Entries from a dataset of interfaces
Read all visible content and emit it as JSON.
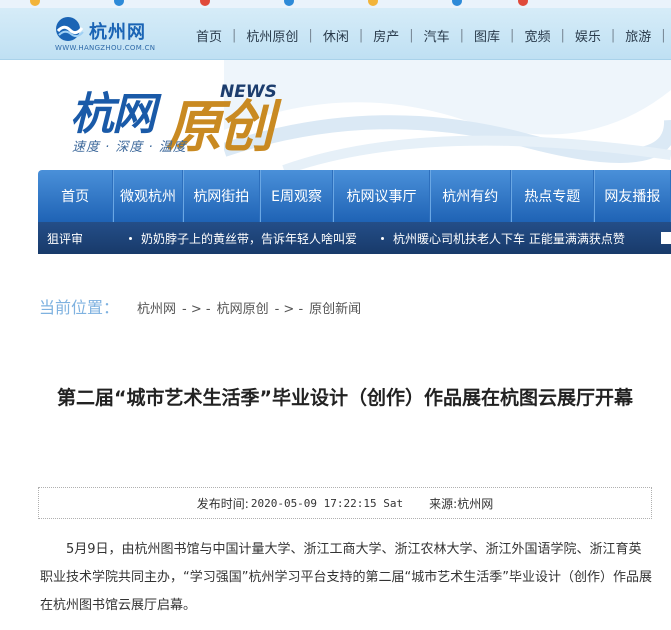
{
  "site": {
    "logo_name": "杭州网",
    "logo_url": "WWW.HANGZHOU.COM.CN",
    "nav": [
      "首页",
      "杭州原创",
      "休闲",
      "房产",
      "汽车",
      "图库",
      "宽频",
      "娱乐",
      "旅游"
    ]
  },
  "banner": {
    "title_main": "杭网",
    "title_accent": "原创",
    "title_badge": "NEWS",
    "slogan": "速度 · 深度 · 温度"
  },
  "main_nav": [
    "首页",
    "微观杭州",
    "杭网街拍",
    "E周观察",
    "杭网议事厅",
    "杭州有约",
    "热点专题",
    "网友播报"
  ],
  "ticker": {
    "label": "狙评审",
    "items": [
      "奶奶脖子上的黄丝带，告诉年轻人啥叫爱",
      "杭州暖心司机扶老人下车 正能量满满获点赞"
    ]
  },
  "breadcrumb": {
    "lead": "当前位置：",
    "items": [
      "杭州网",
      "杭网原创",
      "原创新闻"
    ],
    "separator": "- > -"
  },
  "article": {
    "title": "第二届“城市艺术生活季”毕业设计（创作）作品展在杭图云展厅开幕",
    "publish_label": "发布时间:",
    "publish_time": "2020-05-09 17:22:15 Sat",
    "source_label": "来源:",
    "source": "杭州网",
    "paragraph": "5月9日，由杭州图书馆与中国计量大学、浙江工商大学、浙江农林大学、浙江外国语学院、浙江育英职业技术学院共同主办，“学习强国”杭州学习平台支持的第二届“城市艺术生活季”毕业设计（创作）作品展在杭州图书馆云展厅启幕。"
  },
  "colors": {
    "nav_blue": "#1f63b5",
    "ticker_blue": "#183a6a",
    "banner_blue": "#1a5aa8",
    "banner_gold": "#c98a22",
    "crumb_lead": "#7fb2e0"
  }
}
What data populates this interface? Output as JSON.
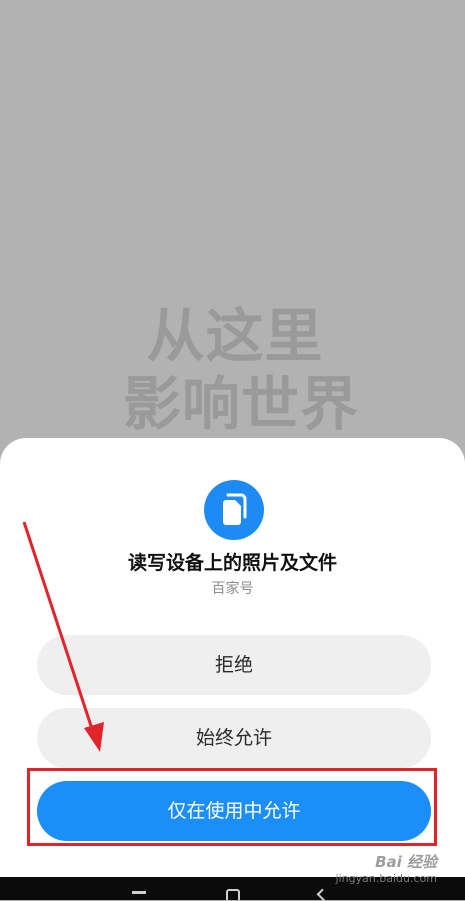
{
  "background": {
    "slogan_line1": "从这里",
    "slogan_line2": "影响世界"
  },
  "permission_dialog": {
    "icon": "file-copy-icon",
    "title": "读写设备上的照片及文件",
    "app_name": "百家号",
    "buttons": {
      "deny": "拒绝",
      "always_allow": "始终允许",
      "allow_while_using": "仅在使用中允许"
    }
  },
  "watermark": {
    "logo": "Bai 经验",
    "url": "jingyan.baidu.com"
  },
  "colors": {
    "accent": "#1b8ef8",
    "highlight": "#e3232a",
    "overlay": "#b2b2b2"
  }
}
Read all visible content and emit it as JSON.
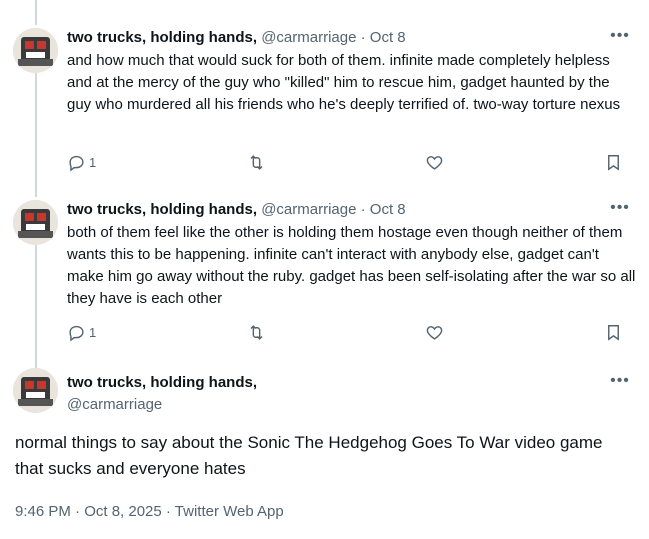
{
  "replies": [
    {
      "name": "two trucks, holding hands,",
      "handle": "@carmarriage",
      "sep": "·",
      "date": "Oct 8",
      "text": "and how much that would suck for both of them. infinite made completely helpless and at the mercy of the guy who \"killed\" him to rescue him, gadget haunted by the guy who murdered all his friends who he's deeply terrified of. two-way torture nexus",
      "reply_count": "1"
    },
    {
      "name": "two trucks, holding hands,",
      "handle": "@carmarriage",
      "sep": "·",
      "date": "Oct 8",
      "text": "both of them feel like the other is holding them hostage even though neither of them wants this to be happening. infinite can't interact with anybody else, gadget can't make him go away without the ruby. gadget has been self-isolating after the war so all they have is each other",
      "reply_count": "1"
    }
  ],
  "main": {
    "name": "two trucks, holding hands,",
    "handle": "@carmarriage",
    "text": "normal things to say about the Sonic The Hedgehog Goes To War video game that sucks and everyone hates",
    "meta": "9:46 PM · Oct 8, 2025 · Twitter Web App"
  },
  "icons": {
    "reply": "reply-icon",
    "retweet": "retweet-icon",
    "like": "heart-icon",
    "bookmark": "bookmark-icon",
    "more": "more-icon"
  },
  "colors": {
    "text": "#0f1419",
    "muted": "#536471",
    "thread_line": "#cfd9de"
  }
}
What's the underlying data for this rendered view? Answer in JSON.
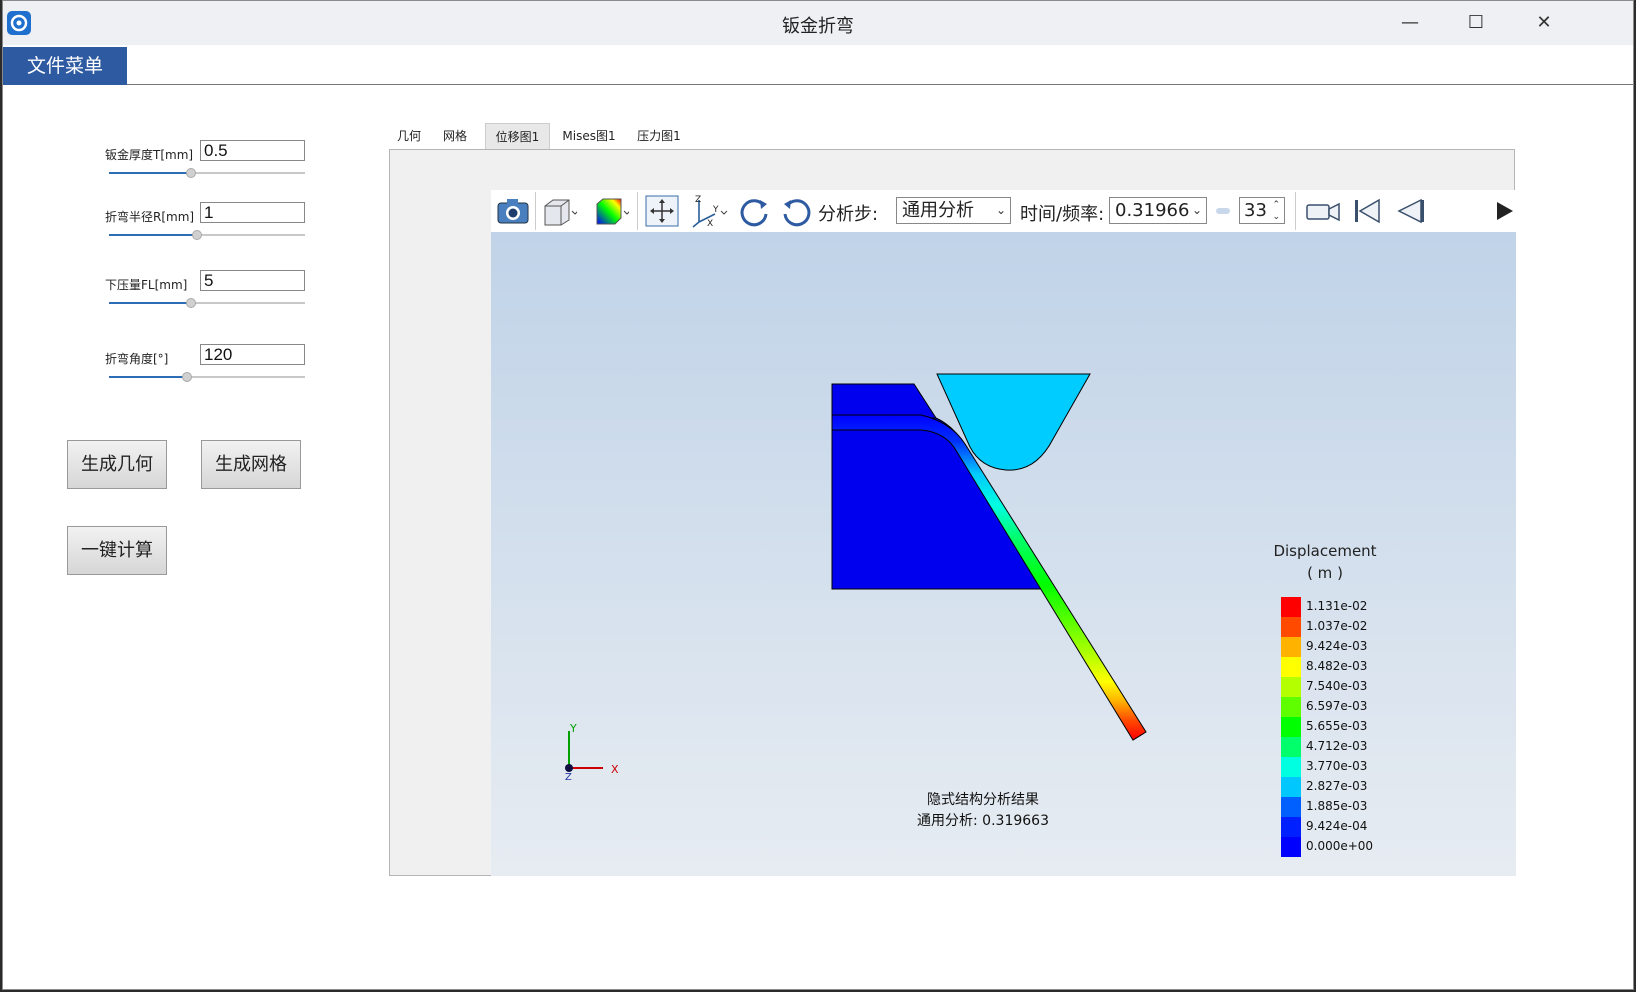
{
  "window": {
    "title": "钣金折弯"
  },
  "menu": {
    "file_menu": "文件菜单"
  },
  "params": [
    {
      "label": "钣金厚度T[mm]",
      "value": "0.5",
      "slider_fraction": 0.42
    },
    {
      "label": "折弯半径R[mm]",
      "value": "1",
      "slider_fraction": 0.45
    },
    {
      "label": "下压量FL[mm]",
      "value": "5",
      "slider_fraction": 0.42
    },
    {
      "label": "折弯角度[°]",
      "value": "120",
      "slider_fraction": 0.4
    }
  ],
  "buttons": {
    "gen_geometry": "生成几何",
    "gen_mesh": "生成网格",
    "compute": "一键计算"
  },
  "tabs": [
    "几何",
    "网格",
    "位移图1",
    "Mises图1",
    "压力图1"
  ],
  "active_tab": "位移图1",
  "toolbar": {
    "step_label": "分析步:",
    "step_value": "通用分析",
    "time_label": "时间/频率:",
    "time_value": "0.31966",
    "frame_value": "33"
  },
  "legend": {
    "title": "Displacement",
    "unit": "( m )",
    "labels": [
      "1.131e-02",
      "1.037e-02",
      "9.424e-03",
      "8.482e-03",
      "7.540e-03",
      "6.597e-03",
      "5.655e-03",
      "4.712e-03",
      "3.770e-03",
      "2.827e-03",
      "1.885e-03",
      "9.424e-04",
      "0.000e+00"
    ],
    "colors": [
      "#ff0000",
      "#ff4a00",
      "#ffb300",
      "#ffff00",
      "#b4ff00",
      "#5fff00",
      "#00ff00",
      "#00ff6a",
      "#00ffe0",
      "#00c8ff",
      "#0060ff",
      "#0020ff",
      "#0000ff"
    ]
  },
  "caption": {
    "line1": "隐式结构分析结果",
    "line2": "通用分析: 0.319663"
  },
  "axes": {
    "x": "X",
    "y": "Y",
    "z": "Z"
  },
  "colors": {
    "die": "#0000ee",
    "punch": "#00ccff",
    "menu": "#2d5aa1"
  }
}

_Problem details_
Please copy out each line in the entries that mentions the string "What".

_Answer below_
What data populates this interface? Output as JSON.
What's the underlying data for this rendered view? Answer in JSON.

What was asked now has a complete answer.